**TASK:** Wherever a picture appears in the data below, omit it, and restate everything else word for word.

**ENTRIES SUPPLIED:**
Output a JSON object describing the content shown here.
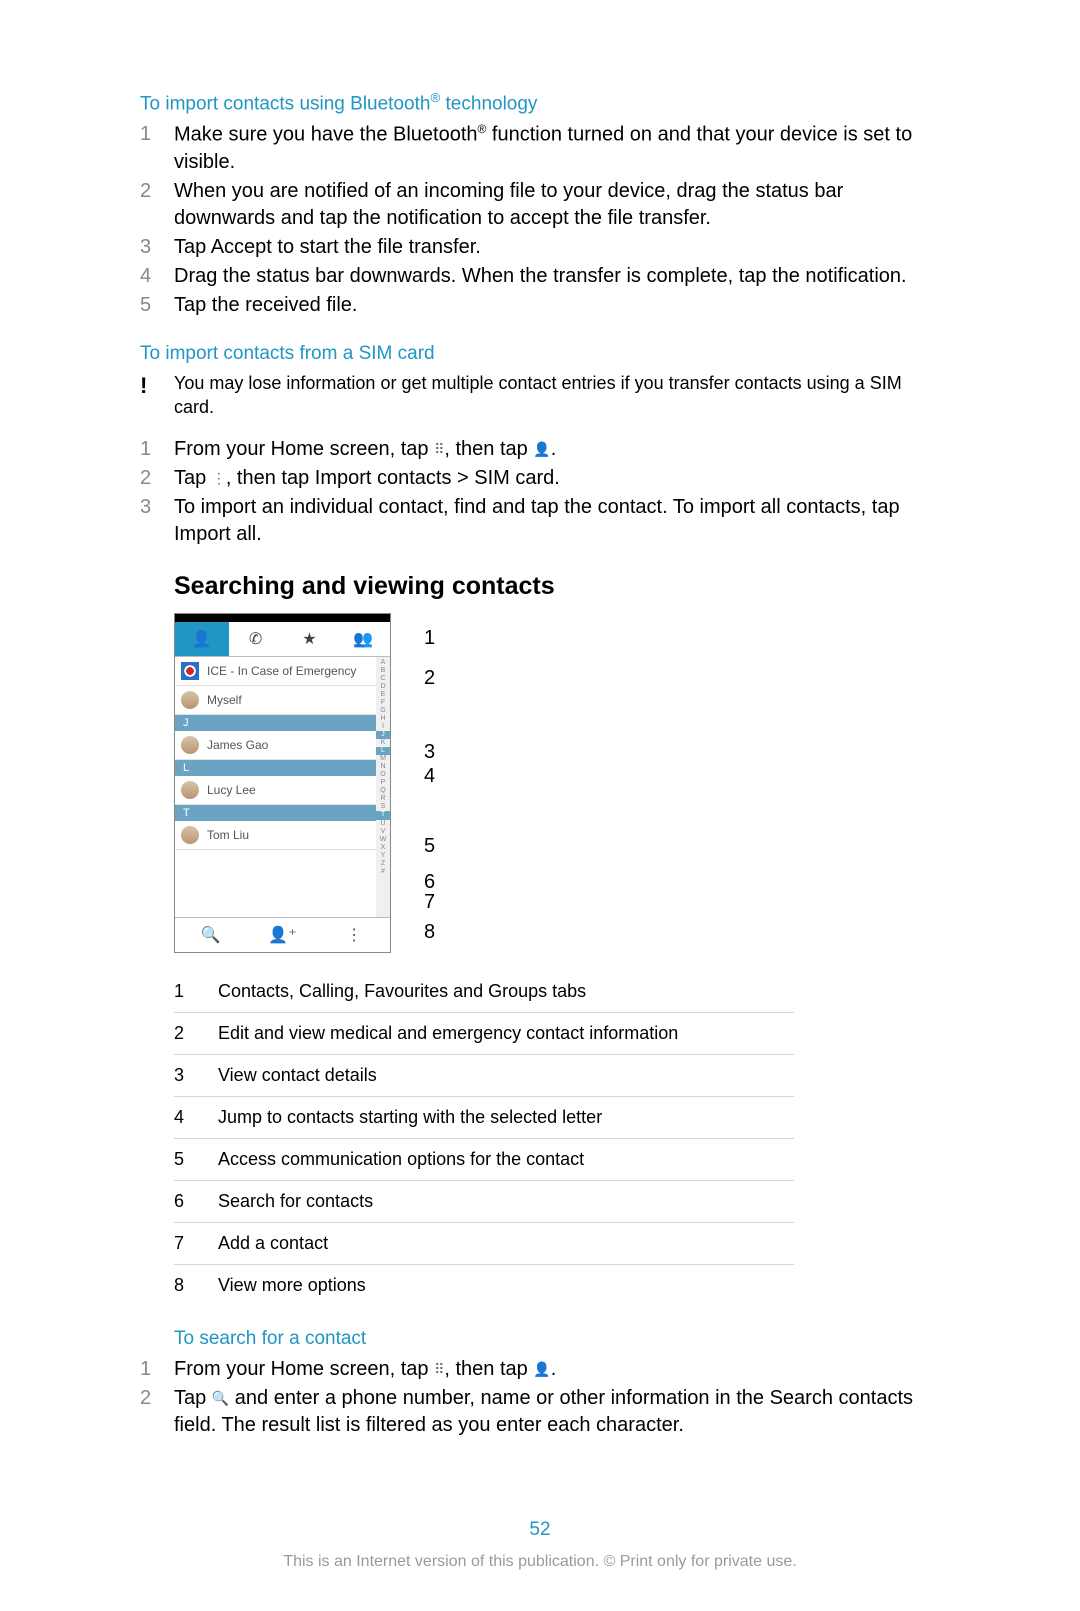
{
  "section1": {
    "title_pre": "To import contacts using Bluetooth",
    "title_sup": "®",
    "title_post": " technology",
    "steps": [
      "Make sure you have the Bluetooth® function turned on and that your device is set to visible.",
      "When you are notified of an incoming file to your device, drag the status bar downwards and tap the notification to accept the file transfer.",
      "Tap Accept to start the file transfer.",
      "Drag the status bar downwards. When the transfer is complete, tap the notification.",
      "Tap the received file."
    ]
  },
  "section2": {
    "title": "To import contacts from a SIM card",
    "note": "You may lose information or get multiple contact entries if you transfer contacts using a SIM card.",
    "steps": [
      {
        "pre": "From your Home screen, tap ",
        "icon1": "⠿",
        "mid": ", then tap ",
        "icon2": "👤",
        "post": "."
      },
      {
        "pre": "Tap ",
        "icon1": "⋮",
        "mid": ", then tap Import contacts > SIM card.",
        "icon2": "",
        "post": ""
      },
      {
        "pre": "To import an individual contact, find and tap the contact. To import all contacts, tap Import all.",
        "icon1": "",
        "mid": "",
        "icon2": "",
        "post": ""
      }
    ]
  },
  "heading": "Searching and viewing contacts",
  "phone": {
    "tabs_icons": [
      "👤",
      "✆",
      "★",
      "👥"
    ],
    "ice_label": "ICE - In Case of Emergency",
    "myself": "Myself",
    "letters": [
      "J",
      "L",
      "T"
    ],
    "names": [
      "James Gao",
      "Lucy Lee",
      "Tom Liu"
    ],
    "index": [
      "A",
      "B",
      "C",
      "D",
      "E",
      "F",
      "G",
      "H",
      "I",
      "J",
      "K",
      "L",
      "M",
      "N",
      "O",
      "P",
      "Q",
      "R",
      "S",
      "T",
      "U",
      "V",
      "W",
      "X",
      "Y",
      "Z",
      "#"
    ],
    "bottom_icons": [
      "🔍",
      "👤⁺",
      "⋮"
    ]
  },
  "callouts": [
    "1",
    "2",
    "3",
    "4",
    "5",
    "6",
    "7",
    "8"
  ],
  "legend": [
    {
      "n": "1",
      "t": "Contacts, Calling, Favourites and Groups tabs"
    },
    {
      "n": "2",
      "t": "Edit and view medical and emergency contact information"
    },
    {
      "n": "3",
      "t": "View contact details"
    },
    {
      "n": "4",
      "t": "Jump to contacts starting with the selected letter"
    },
    {
      "n": "5",
      "t": "Access communication options for the contact"
    },
    {
      "n": "6",
      "t": "Search for contacts"
    },
    {
      "n": "7",
      "t": "Add a contact"
    },
    {
      "n": "8",
      "t": "View more options"
    }
  ],
  "section3": {
    "title": "To search for a contact",
    "steps": [
      {
        "pre": "From your Home screen, tap ",
        "icon1": "⠿",
        "mid": ", then tap ",
        "icon2": "👤",
        "post": "."
      },
      {
        "pre": "Tap ",
        "icon1": "🔍",
        "mid": " and enter a phone number, name or other information in the Search contacts field. The result list is filtered as you enter each character.",
        "icon2": "",
        "post": ""
      }
    ]
  },
  "page_number": "52",
  "footer": "This is an Internet version of this publication. © Print only for private use."
}
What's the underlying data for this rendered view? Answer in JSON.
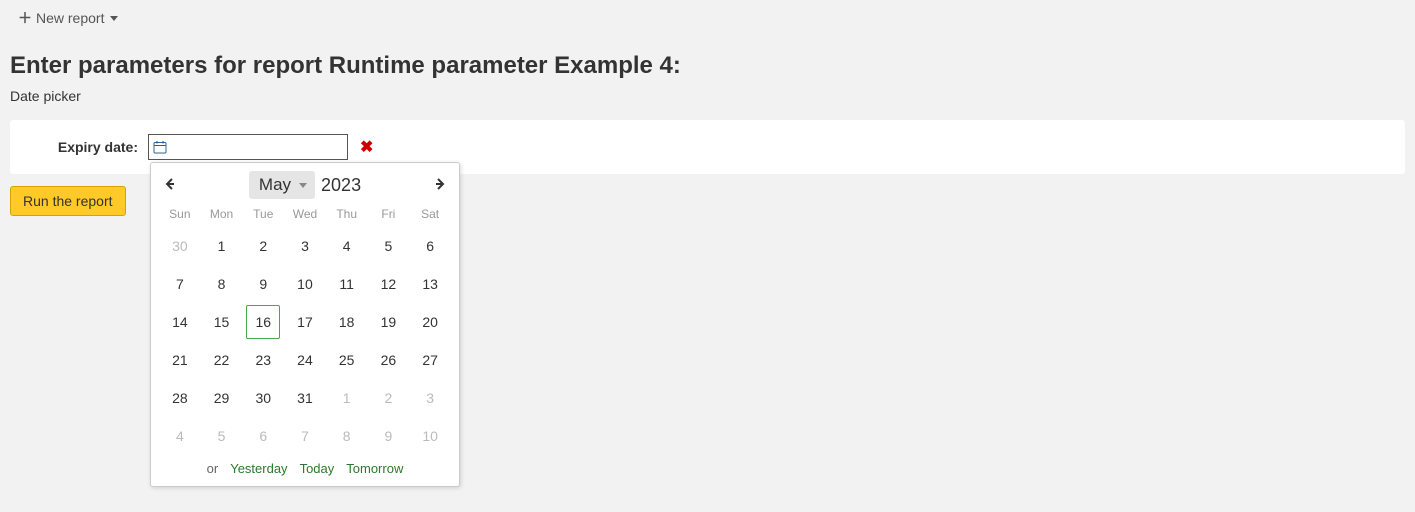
{
  "toolbar": {
    "new_report_label": "New report"
  },
  "page": {
    "title": "Enter parameters for report Runtime parameter Example 4:",
    "subtitle": "Date picker"
  },
  "param": {
    "expiry_label": "Expiry date:",
    "expiry_value": "",
    "expiry_placeholder": ""
  },
  "run_button": "Run the report",
  "calendar": {
    "month": "May",
    "year": "2023",
    "dow": [
      "Sun",
      "Mon",
      "Tue",
      "Wed",
      "Thu",
      "Fri",
      "Sat"
    ],
    "today_index": [
      2,
      2
    ],
    "weeks": [
      [
        {
          "n": "30",
          "other": true
        },
        {
          "n": "1"
        },
        {
          "n": "2"
        },
        {
          "n": "3"
        },
        {
          "n": "4"
        },
        {
          "n": "5"
        },
        {
          "n": "6"
        }
      ],
      [
        {
          "n": "7"
        },
        {
          "n": "8"
        },
        {
          "n": "9"
        },
        {
          "n": "10"
        },
        {
          "n": "11"
        },
        {
          "n": "12"
        },
        {
          "n": "13"
        }
      ],
      [
        {
          "n": "14"
        },
        {
          "n": "15"
        },
        {
          "n": "16",
          "today": true
        },
        {
          "n": "17"
        },
        {
          "n": "18"
        },
        {
          "n": "19"
        },
        {
          "n": "20"
        }
      ],
      [
        {
          "n": "21"
        },
        {
          "n": "22"
        },
        {
          "n": "23"
        },
        {
          "n": "24"
        },
        {
          "n": "25"
        },
        {
          "n": "26"
        },
        {
          "n": "27"
        }
      ],
      [
        {
          "n": "28"
        },
        {
          "n": "29"
        },
        {
          "n": "30"
        },
        {
          "n": "31"
        },
        {
          "n": "1",
          "other": true
        },
        {
          "n": "2",
          "other": true
        },
        {
          "n": "3",
          "other": true
        }
      ],
      [
        {
          "n": "4",
          "other": true
        },
        {
          "n": "5",
          "other": true
        },
        {
          "n": "6",
          "other": true
        },
        {
          "n": "7",
          "other": true
        },
        {
          "n": "8",
          "other": true
        },
        {
          "n": "9",
          "other": true
        },
        {
          "n": "10",
          "other": true
        }
      ]
    ],
    "footer": {
      "or": "or",
      "yesterday": "Yesterday",
      "today": "Today",
      "tomorrow": "Tomorrow"
    }
  }
}
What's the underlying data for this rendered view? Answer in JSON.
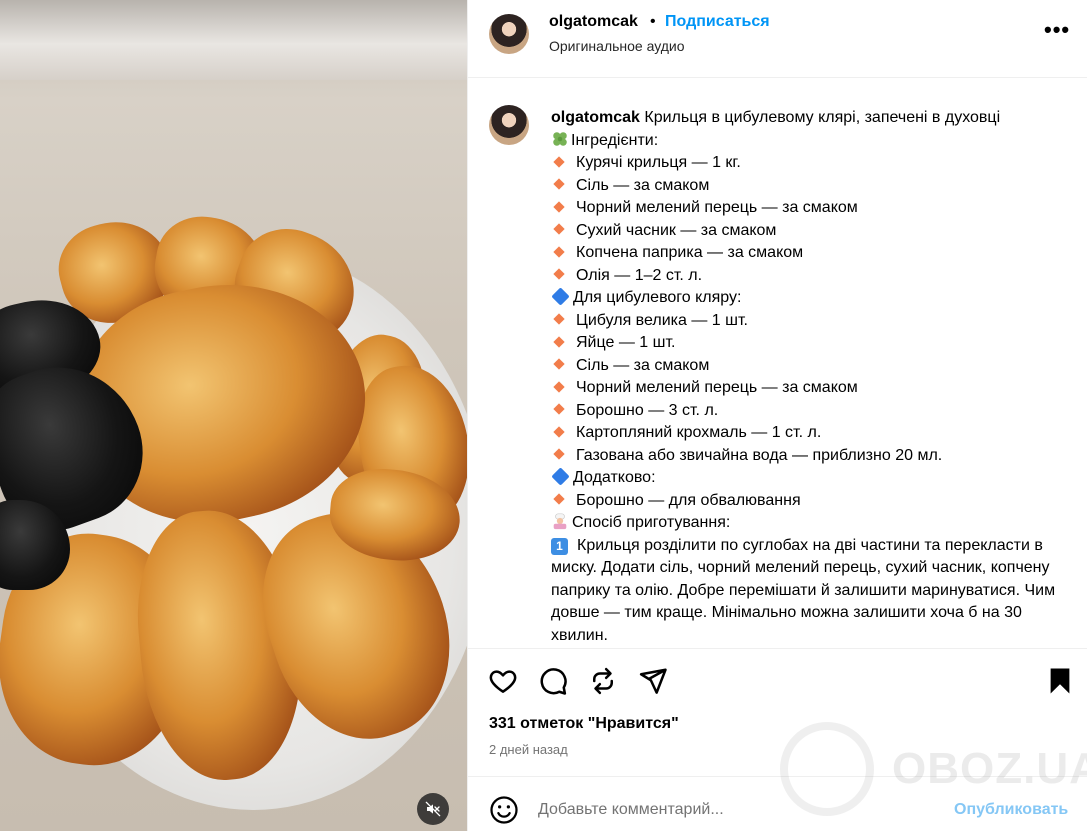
{
  "header": {
    "username": "olgatomcak",
    "separator": "•",
    "follow_label": "Подписаться",
    "audio": "Оригинальное аудио",
    "more_label": "•••"
  },
  "caption": {
    "username": "olgatomcak",
    "title": "Крильця в цибулевому клярі, запечені в духовці",
    "ingredients_heading": "Інгредієнти:",
    "ingredients": [
      "Курячі крильця — 1 кг.",
      "Сіль — за смаком",
      "Чорний мелений перець — за смаком",
      "Сухий часник — за смаком",
      "Копчена паприка — за смаком",
      "Олія — 1–2 ст. л."
    ],
    "batter_heading": "Для цибулевого кляру:",
    "batter": [
      "Цибуля велика — 1 шт.",
      "Яйце — 1 шт.",
      "Сіль — за смаком",
      "Чорний мелений перець — за смаком",
      "Борошно — 3 ст. л.",
      "Картопляний крохмаль — 1 ст. л.",
      "Газована або звичайна вода — приблизно 20 мл."
    ],
    "extra_heading": "Додатково:",
    "extra": [
      "Борошно — для обвалювання"
    ],
    "method_heading": "Спосіб приготування:",
    "step1_num": "1",
    "step1": "Крильця розділити по суглобах на дві частини та перекласти в миску. Додати сіль, чорний мелений перець, сухий часник, копчену паприку та олію. Добре перемішати й залишити маринуватися. Чим довше — тим краще. Мінімально можна залишити хоча б на 30 хвилин."
  },
  "stats": {
    "likes": "331 отметок \"Нравится\"",
    "posted": "2 дней назад"
  },
  "comment": {
    "placeholder": "Добавьте комментарий...",
    "publish_label": "Опубликовать"
  },
  "watermark": {
    "text": "OBOZ.UA"
  },
  "colors": {
    "link_blue": "#0095f6",
    "publish_disabled": "#85c7f5",
    "bullet_orange": "#f27d4a",
    "bullet_blue": "#2f7ce6",
    "muted_text": "#737373"
  },
  "icons": {
    "like": "heart-icon",
    "comment": "comment-icon",
    "repost": "repost-icon",
    "share": "send-icon",
    "save": "bookmark-icon",
    "emoji": "smiley-icon",
    "mute": "speaker-muted-icon",
    "more": "more-options-icon"
  }
}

**EXERCISE SOLUTION:**
Output a JSON object describing the content shown here.
{
  "section1": {
    "title_pre": "To import contacts using Bluetooth",
    "title_sup": "®",
    "title_post": " technology",
    "steps": [
      "Make sure you have the Bluetooth® function turned on and that your device is set to visible.",
      "When you are notified of an incoming file to your device, drag the status bar downwards and tap the notification to accept the file transfer.",
      "Tap Accept to start the file transfer.",
      "Drag the status bar downwards. When the transfer is complete, tap the notification.",
      "Tap the received file."
    ]
  },
  "section2": {
    "title": "To import contacts from a SIM card",
    "note": "You may lose information or get multiple contact entries if you transfer contacts using a SIM card.",
    "steps": [
      {
        "pre": "From your Home screen, tap ",
        "icon1": "⠿",
        "mid": ", then tap ",
        "icon2": "👤",
        "post": "."
      },
      {
        "pre": "Tap ",
        "icon1": "⋮",
        "mid": ", then tap Import contacts > SIM card.",
        "icon2": "",
        "post": ""
      },
      {
        "pre": "To import an individual contact, find and tap the contact. To import all contacts, tap Import all.",
        "icon1": "",
        "mid": "",
        "icon2": "",
        "post": ""
      }
    ]
  },
  "heading": "Searching and viewing contacts",
  "phone": {
    "tabs_icons": [
      "👤",
      "✆",
      "★",
      "👥"
    ],
    "ice_label": "ICE - In Case of Emergency",
    "myself": "Myself",
    "letters": [
      "J",
      "L",
      "T"
    ],
    "names": [
      "James Gao",
      "Lucy Lee",
      "Tom Liu"
    ],
    "index": [
      "A",
      "B",
      "C",
      "D",
      "E",
      "F",
      "G",
      "H",
      "I",
      "J",
      "K",
      "L",
      "M",
      "N",
      "O",
      "P",
      "Q",
      "R",
      "S",
      "T",
      "U",
      "V",
      "W",
      "X",
      "Y",
      "Z",
      "#"
    ],
    "bottom_icons": [
      "🔍",
      "👤⁺",
      "⋮"
    ]
  },
  "callouts": [
    "1",
    "2",
    "3",
    "4",
    "5",
    "6",
    "7",
    "8"
  ],
  "legend": [
    {
      "n": "1",
      "t": "Contacts, Calling, Favourites and Groups tabs"
    },
    {
      "n": "2",
      "t": "Edit and view medical and emergency contact information"
    },
    {
      "n": "3",
      "t": "View contact details"
    },
    {
      "n": "4",
      "t": "Jump to contacts starting with the selected letter"
    },
    {
      "n": "5",
      "t": "Access communication options for the contact"
    },
    {
      "n": "6",
      "t": "Search for contacts"
    },
    {
      "n": "7",
      "t": "Add a contact"
    },
    {
      "n": "8",
      "t": "View more options"
    }
  ],
  "section3": {
    "title": "To search for a contact",
    "steps": [
      {
        "pre": "From your Home screen, tap ",
        "icon1": "⠿",
        "mid": ", then tap ",
        "icon2": "👤",
        "post": "."
      },
      {
        "pre": "Tap ",
        "icon1": "🔍",
        "mid": " and enter a phone number, name or other information in the Search contacts field. The result list is filtered as you enter each character.",
        "icon2": "",
        "post": ""
      }
    ]
  },
  "page_number": "52",
  "footer": "This is an Internet version of this publication. © Print only for private use."
}
What's the underlying data for this rendered view? Answer in JSON.
{
  "toolbar": {
    "new_report_label": "New report"
  },
  "page": {
    "title": "Enter parameters for report Runtime parameter Example 4:",
    "subtitle": "Date picker"
  },
  "param": {
    "expiry_label": "Expiry date:",
    "expiry_value": "",
    "expiry_placeholder": ""
  },
  "run_button": "Run the report",
  "calendar": {
    "month": "May",
    "year": "2023",
    "dow": [
      "Sun",
      "Mon",
      "Tue",
      "Wed",
      "Thu",
      "Fri",
      "Sat"
    ],
    "today_index": [
      2,
      2
    ],
    "weeks": [
      [
        {
          "n": "30",
          "other": true
        },
        {
          "n": "1"
        },
        {
          "n": "2"
        },
        {
          "n": "3"
        },
        {
          "n": "4"
        },
        {
          "n": "5"
        },
        {
          "n": "6"
        }
      ],
      [
        {
          "n": "7"
        },
        {
          "n": "8"
        },
        {
          "n": "9"
        },
        {
          "n": "10"
        },
        {
          "n": "11"
        },
        {
          "n": "12"
        },
        {
          "n": "13"
        }
      ],
      [
        {
          "n": "14"
        },
        {
          "n": "15"
        },
        {
          "n": "16",
          "today": true
        },
        {
          "n": "17"
        },
        {
          "n": "18"
        },
        {
          "n": "19"
        },
        {
          "n": "20"
        }
      ],
      [
        {
          "n": "21"
        },
        {
          "n": "22"
        },
        {
          "n": "23"
        },
        {
          "n": "24"
        },
        {
          "n": "25"
        },
        {
          "n": "26"
        },
        {
          "n": "27"
        }
      ],
      [
        {
          "n": "28"
        },
        {
          "n": "29"
        },
        {
          "n": "30"
        },
        {
          "n": "31"
        },
        {
          "n": "1",
          "other": true
        },
        {
          "n": "2",
          "other": true
        },
        {
          "n": "3",
          "other": true
        }
      ],
      [
        {
          "n": "4",
          "other": true
        },
        {
          "n": "5",
          "other": true
        },
        {
          "n": "6",
          "other": true
        },
        {
          "n": "7",
          "other": true
        },
        {
          "n": "8",
          "other": true
        },
        {
          "n": "9",
          "other": true
        },
        {
          "n": "10",
          "other": true
        }
      ]
    ],
    "footer": {
      "or": "or",
      "yesterday": "Yesterday",
      "today": "Today",
      "tomorrow": "Tomorrow"
    }
  }
}
What's the underlying data for this rendered view? Answer in JSON.
{
  "header": {
    "username": "olgatomcak",
    "separator": "•",
    "follow_label": "Подписаться",
    "audio": "Оригинальное аудио",
    "more_label": "•••"
  },
  "caption": {
    "username": "olgatomcak",
    "title": "Крильця в цибулевому клярі, запечені в духовці",
    "ingredients_heading": "Інгредієнти:",
    "ingredients": [
      "Курячі крильця — 1 кг.",
      "Сіль — за смаком",
      "Чорний мелений перець — за смаком",
      "Сухий часник — за смаком",
      "Копчена паприка — за смаком",
      "Олія — 1–2 ст. л."
    ],
    "batter_heading": "Для цибулевого кляру:",
    "batter": [
      "Цибуля велика — 1 шт.",
      "Яйце — 1 шт.",
      "Сіль — за смаком",
      "Чорний мелений перець — за смаком",
      "Борошно — 3 ст. л.",
      "Картопляний крохмаль — 1 ст. л.",
      "Газована або звичайна вода — приблизно 20 мл."
    ],
    "extra_heading": "Додатково:",
    "extra": [
      "Борошно — для обвалювання"
    ],
    "method_heading": "Спосіб приготування:",
    "step1_num": "1",
    "step1": "Крильця розділити по суглобах на дві частини та перекласти в миску. Додати сіль, чорний мелений перець, сухий часник, копчену паприку та олію. Добре перемішати й залишити маринуватися. Чим довше — тим краще. Мінімально можна залишити хоча б на 30 хвилин."
  },
  "stats": {
    "likes": "331 отметок \"Нравится\"",
    "posted": "2 дней назад"
  },
  "comment": {
    "placeholder": "Добавьте комментарий...",
    "publish_label": "Опубликовать"
  },
  "watermark": {
    "text": "OBOZ.UA"
  },
  "colors": {
    "link_blue": "#0095f6",
    "publish_disabled": "#85c7f5",
    "bullet_orange": "#f27d4a",
    "bullet_blue": "#2f7ce6",
    "muted_text": "#737373"
  },
  "icons": {
    "like": "heart-icon",
    "comment": "comment-icon",
    "repost": "repost-icon",
    "share": "send-icon",
    "save": "bookmark-icon",
    "emoji": "smiley-icon",
    "mute": "speaker-muted-icon",
    "more": "more-options-icon"
  }
}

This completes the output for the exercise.